truck driving

Questions to Ask a Potential Employer

Like I mentioned earlier, before you make contact with any company it is a good idea to make up a checklist of questions to ask a potential employer. The list of questions should look like this;

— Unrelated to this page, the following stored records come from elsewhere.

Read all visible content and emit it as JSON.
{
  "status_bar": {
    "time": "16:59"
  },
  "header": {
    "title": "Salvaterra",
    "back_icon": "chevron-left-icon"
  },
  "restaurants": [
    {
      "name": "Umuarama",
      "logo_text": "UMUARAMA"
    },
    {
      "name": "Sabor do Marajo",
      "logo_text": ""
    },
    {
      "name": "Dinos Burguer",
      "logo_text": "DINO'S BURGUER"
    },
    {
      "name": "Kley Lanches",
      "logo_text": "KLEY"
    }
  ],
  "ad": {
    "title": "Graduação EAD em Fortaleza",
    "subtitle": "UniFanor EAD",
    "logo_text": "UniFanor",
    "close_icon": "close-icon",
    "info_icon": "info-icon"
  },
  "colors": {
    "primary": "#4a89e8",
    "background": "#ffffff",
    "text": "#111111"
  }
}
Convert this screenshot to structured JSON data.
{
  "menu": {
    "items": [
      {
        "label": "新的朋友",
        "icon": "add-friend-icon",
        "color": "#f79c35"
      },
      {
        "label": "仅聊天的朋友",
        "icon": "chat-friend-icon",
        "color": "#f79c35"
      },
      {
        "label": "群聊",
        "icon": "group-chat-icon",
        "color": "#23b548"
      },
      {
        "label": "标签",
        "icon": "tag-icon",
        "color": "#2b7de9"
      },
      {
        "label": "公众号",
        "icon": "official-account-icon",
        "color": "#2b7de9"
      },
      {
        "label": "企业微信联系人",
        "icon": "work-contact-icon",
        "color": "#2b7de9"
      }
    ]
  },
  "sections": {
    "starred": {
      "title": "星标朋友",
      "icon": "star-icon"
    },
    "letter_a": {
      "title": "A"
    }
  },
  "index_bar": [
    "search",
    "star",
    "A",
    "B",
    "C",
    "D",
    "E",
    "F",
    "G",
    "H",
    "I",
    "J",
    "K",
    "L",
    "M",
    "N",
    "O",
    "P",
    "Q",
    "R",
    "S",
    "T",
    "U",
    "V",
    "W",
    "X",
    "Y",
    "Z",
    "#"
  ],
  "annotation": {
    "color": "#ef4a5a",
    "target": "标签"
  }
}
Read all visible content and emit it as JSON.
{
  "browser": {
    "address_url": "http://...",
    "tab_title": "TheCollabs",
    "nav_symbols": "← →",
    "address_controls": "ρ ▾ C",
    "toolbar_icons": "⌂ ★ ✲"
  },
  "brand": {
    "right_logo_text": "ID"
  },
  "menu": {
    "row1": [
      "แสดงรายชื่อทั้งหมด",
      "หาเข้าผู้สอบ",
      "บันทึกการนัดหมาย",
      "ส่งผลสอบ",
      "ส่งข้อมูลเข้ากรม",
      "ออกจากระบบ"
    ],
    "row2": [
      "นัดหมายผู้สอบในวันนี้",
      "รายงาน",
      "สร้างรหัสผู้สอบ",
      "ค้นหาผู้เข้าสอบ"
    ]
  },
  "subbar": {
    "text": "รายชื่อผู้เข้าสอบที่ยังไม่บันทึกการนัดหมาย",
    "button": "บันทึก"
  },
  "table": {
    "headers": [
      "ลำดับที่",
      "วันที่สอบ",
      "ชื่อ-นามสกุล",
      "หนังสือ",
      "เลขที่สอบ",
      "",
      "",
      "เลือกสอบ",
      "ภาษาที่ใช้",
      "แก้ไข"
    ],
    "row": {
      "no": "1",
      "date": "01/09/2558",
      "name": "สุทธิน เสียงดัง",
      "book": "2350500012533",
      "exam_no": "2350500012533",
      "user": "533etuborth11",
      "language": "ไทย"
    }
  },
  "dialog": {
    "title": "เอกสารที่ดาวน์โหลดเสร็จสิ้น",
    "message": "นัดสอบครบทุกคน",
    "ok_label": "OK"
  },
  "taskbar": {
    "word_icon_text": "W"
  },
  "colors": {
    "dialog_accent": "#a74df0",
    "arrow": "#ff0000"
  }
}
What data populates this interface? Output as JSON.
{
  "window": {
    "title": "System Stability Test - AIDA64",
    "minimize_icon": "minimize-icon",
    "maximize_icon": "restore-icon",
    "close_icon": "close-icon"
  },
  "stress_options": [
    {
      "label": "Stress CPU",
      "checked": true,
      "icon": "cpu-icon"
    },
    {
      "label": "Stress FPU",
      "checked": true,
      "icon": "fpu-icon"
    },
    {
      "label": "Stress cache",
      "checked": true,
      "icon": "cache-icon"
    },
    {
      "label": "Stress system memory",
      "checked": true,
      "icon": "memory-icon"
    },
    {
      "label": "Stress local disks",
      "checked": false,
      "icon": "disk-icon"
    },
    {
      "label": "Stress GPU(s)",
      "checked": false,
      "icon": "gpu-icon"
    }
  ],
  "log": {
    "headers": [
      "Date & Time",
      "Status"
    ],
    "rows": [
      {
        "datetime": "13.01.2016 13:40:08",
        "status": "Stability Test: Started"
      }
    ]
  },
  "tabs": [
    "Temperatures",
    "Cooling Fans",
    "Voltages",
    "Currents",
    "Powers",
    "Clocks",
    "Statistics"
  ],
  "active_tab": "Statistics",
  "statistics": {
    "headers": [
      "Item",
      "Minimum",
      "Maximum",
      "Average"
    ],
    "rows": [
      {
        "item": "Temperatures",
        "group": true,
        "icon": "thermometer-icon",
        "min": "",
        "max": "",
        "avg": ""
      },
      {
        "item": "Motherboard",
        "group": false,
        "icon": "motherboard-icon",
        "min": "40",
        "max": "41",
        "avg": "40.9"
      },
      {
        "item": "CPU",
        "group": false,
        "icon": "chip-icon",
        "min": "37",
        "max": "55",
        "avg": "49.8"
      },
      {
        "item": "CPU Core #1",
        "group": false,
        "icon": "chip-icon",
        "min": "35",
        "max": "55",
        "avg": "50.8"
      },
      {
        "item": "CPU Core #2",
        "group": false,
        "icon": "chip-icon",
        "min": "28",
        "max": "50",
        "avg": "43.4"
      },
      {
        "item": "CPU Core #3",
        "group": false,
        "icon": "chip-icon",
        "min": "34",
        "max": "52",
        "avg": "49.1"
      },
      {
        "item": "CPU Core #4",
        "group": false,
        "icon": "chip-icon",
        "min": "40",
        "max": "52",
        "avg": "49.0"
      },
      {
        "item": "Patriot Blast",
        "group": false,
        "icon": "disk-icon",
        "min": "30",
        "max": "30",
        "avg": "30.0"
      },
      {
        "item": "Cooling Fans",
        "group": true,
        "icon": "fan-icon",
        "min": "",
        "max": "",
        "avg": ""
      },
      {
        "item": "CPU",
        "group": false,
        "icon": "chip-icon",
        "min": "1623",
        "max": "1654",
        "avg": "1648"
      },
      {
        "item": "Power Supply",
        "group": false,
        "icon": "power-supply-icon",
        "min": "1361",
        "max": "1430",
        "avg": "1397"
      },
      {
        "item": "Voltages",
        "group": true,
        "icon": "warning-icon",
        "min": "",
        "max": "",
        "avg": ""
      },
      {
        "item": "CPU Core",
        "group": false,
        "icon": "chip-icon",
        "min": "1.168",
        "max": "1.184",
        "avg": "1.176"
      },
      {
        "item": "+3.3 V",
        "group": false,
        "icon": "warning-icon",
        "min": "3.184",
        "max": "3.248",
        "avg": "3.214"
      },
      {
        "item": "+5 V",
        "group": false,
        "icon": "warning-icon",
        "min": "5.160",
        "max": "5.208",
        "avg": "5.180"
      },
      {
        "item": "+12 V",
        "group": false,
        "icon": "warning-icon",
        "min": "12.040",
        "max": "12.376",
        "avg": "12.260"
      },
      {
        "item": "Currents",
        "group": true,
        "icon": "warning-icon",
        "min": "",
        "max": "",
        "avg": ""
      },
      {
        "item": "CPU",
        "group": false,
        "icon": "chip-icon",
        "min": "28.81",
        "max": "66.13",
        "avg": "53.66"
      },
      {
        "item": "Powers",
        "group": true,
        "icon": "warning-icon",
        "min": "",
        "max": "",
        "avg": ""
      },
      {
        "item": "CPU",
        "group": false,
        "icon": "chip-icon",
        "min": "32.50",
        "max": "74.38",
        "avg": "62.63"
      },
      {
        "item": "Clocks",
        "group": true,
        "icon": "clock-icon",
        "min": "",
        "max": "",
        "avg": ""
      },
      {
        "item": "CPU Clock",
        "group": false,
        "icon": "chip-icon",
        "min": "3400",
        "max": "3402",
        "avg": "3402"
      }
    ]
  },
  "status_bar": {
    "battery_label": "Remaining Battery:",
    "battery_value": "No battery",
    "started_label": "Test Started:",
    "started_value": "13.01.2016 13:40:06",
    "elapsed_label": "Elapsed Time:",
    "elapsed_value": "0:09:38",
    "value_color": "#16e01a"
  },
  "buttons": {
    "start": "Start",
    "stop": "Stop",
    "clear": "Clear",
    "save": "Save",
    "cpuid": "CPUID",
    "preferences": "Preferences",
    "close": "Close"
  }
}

  1. What is the compensation like?
  2. Is it paid per mile and what is the per mile rate for starting out?
  3. How long do you stay at that rate?
  4. How do you get paid while your with a trainer?
  5. Are you paid per mile or is it a flat rate while training?
  6. How are layovers paid?
  7. Is every pick up and delivery paid?
  8. Do they pay border crossings?
  9. Do they pay by the Hub mile or practical mile? Majority of the companies pay practical miles.
  10. Is there a bonus for running into the Northeastern U.S?
  11. What is the average miles per week you can expect to get?
  12. How long has the company been in operation?
  13. How many trucks are in their fleet?
  14. Do they pay for Orientation?
  15. Do they cover the cost of a hotel for orientation?
  16. Is it forced dispatch? Most companies have forced dispatch with the exceptions of loads going into New York City.
  17. How long are you out with a trainer?
  18. 18. After my time with the trainer is done am I assigned my own truck or do I have to team with another new driver for six months? (There is a large company based in Ontario that requires new drivers to team for six months once they are done with their trainer)
  19. Does the company offer benefits?
  20. When do the benefits kick in? Most companies require you to work there three months before you qualify for benefits although there are some that will offer them on your first day.
  21. Do they cover out of province medical insurance?
  22. What is their hometime policy like?
  23. What types of equipment do they have? How old is the equipment? Do they trade out older equipment after a certain time period?
  24. How is equipment breakdowns handled? This will vary greatly from company to company.
  25. How is on the road expenses handled? (Tolls, Faxes, Scales, Bridge Crossings) Most smaller companies will give you a float of roughly $100 dollars to handle on the road expenses like that. Most trucking companies also have EZ Pass transponders to cover the majority of the toll roads in the US.
  26. Do they allow passengers/pets in the truck?
  27. Is the pay weekly/bi-weekly?
  28. Do they offer any type of safety bonus?
  29. What is their area of operation? Regional? or Long Distance?
  30. Do they have satellite dispatch or is it done through phone/email?
  31. Is there someone in Dispatch 24/7?
  32. Do they offer reimbursement for your personal calls made on your cellphone? There are some companies that do offer so much a month to cover business calls made on your cellphone?
  33. Do they offer a company phone? There are some companies that go this route as well.
  34. What is the percentage of loads that are drop and hook?
  35. What percentage of loads require to be hand bombed?
  36. Do the trucks have automatic or manual transmission?
  37. Does the driver get a choice of auto or manual transmission if the company has both?
  38. Does the company have Electronic logging devices in their trucks or do they still have paper logs?

There are more questions that you could come up with on your own, and during the interview with the recruiter you may come up with more questions when you start hearing some of the answers to your questions.

Finding a good trucking job may seem like an overwhelming experience, and at times it can be, but if the school you went to has job assistance resources use them, they can be a great tool for you to use when it comes to your job search. Some schools also bring in companies to talk to the students about potentially working for them. It’s a great time to get to know the recruiter and get information on the company and find out if they might be a good fit for you. It also gives the company a chance to get to know you and gives them an opportunity for them to get familiar with you in case you decide to work there once you have your full license. In some cases some trucking companies will go to a school and give conditional job offers to the students that qualify once they have their full license.

If you do your research ahead of time and ask lots of questions during the process you should have a successful job search with a reputable company.

Good Luck!